[PROBLEM TO WORK ON]
Write out each entry once more so that it matches the original exactly.

[INFORMATION SHOWN]

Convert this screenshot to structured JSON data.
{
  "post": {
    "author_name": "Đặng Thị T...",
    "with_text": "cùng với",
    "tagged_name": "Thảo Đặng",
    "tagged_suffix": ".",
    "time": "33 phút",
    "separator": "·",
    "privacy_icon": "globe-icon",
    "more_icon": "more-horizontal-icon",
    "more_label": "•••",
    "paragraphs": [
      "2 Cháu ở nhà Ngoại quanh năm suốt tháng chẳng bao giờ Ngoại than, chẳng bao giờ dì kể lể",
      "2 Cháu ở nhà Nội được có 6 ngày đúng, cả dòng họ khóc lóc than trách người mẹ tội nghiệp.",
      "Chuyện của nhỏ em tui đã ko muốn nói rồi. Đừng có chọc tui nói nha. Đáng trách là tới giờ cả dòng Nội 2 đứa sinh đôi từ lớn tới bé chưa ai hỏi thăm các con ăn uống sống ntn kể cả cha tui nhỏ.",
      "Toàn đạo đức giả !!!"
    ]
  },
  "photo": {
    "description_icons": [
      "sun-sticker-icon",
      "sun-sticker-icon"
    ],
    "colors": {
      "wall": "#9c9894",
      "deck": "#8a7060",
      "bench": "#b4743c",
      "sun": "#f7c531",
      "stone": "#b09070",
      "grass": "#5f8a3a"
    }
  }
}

[WRITTEN ANSWER]
Convert this screenshot to structured JSON data.
{
  "post": {
    "author_name": "Đặng Thị T...",
    "with_text": "cùng với",
    "tagged_name": "Thảo Đặng",
    "tagged_suffix": ".",
    "time": "33 phút",
    "separator": "·",
    "privacy_icon": "globe-icon",
    "more_icon": "more-horizontal-icon",
    "more_label": "•••",
    "paragraphs": [
      "2 Cháu ở nhà Ngoại quanh năm suốt tháng chẳng bao giờ Ngoại than, chẳng bao giờ dì kể lể",
      "2 Cháu ở nhà Nội được có 6 ngày đúng, cả dòng họ khóc lóc than trách người mẹ tội nghiệp.",
      "Chuyện của nhỏ em tui đã ko muốn nói rồi. Đừng có chọc tui nói nha. Đáng trách là tới giờ cả dòng Nội 2 đứa sinh đôi từ lớn tới bé chưa ai hỏi thăm các con ăn uống sống ntn kể cả cha tui nhỏ.",
      "Toàn đạo đức giả !!!"
    ]
  },
  "photo": {
    "description_icons": [
      "sun-sticker-icon",
      "sun-sticker-icon"
    ],
    "colors": {
      "wall": "#9c9894",
      "deck": "#8a7060",
      "bench": "#b4743c",
      "sun": "#f7c531",
      "stone": "#b09070",
      "grass": "#5f8a3a"
    }
  }
}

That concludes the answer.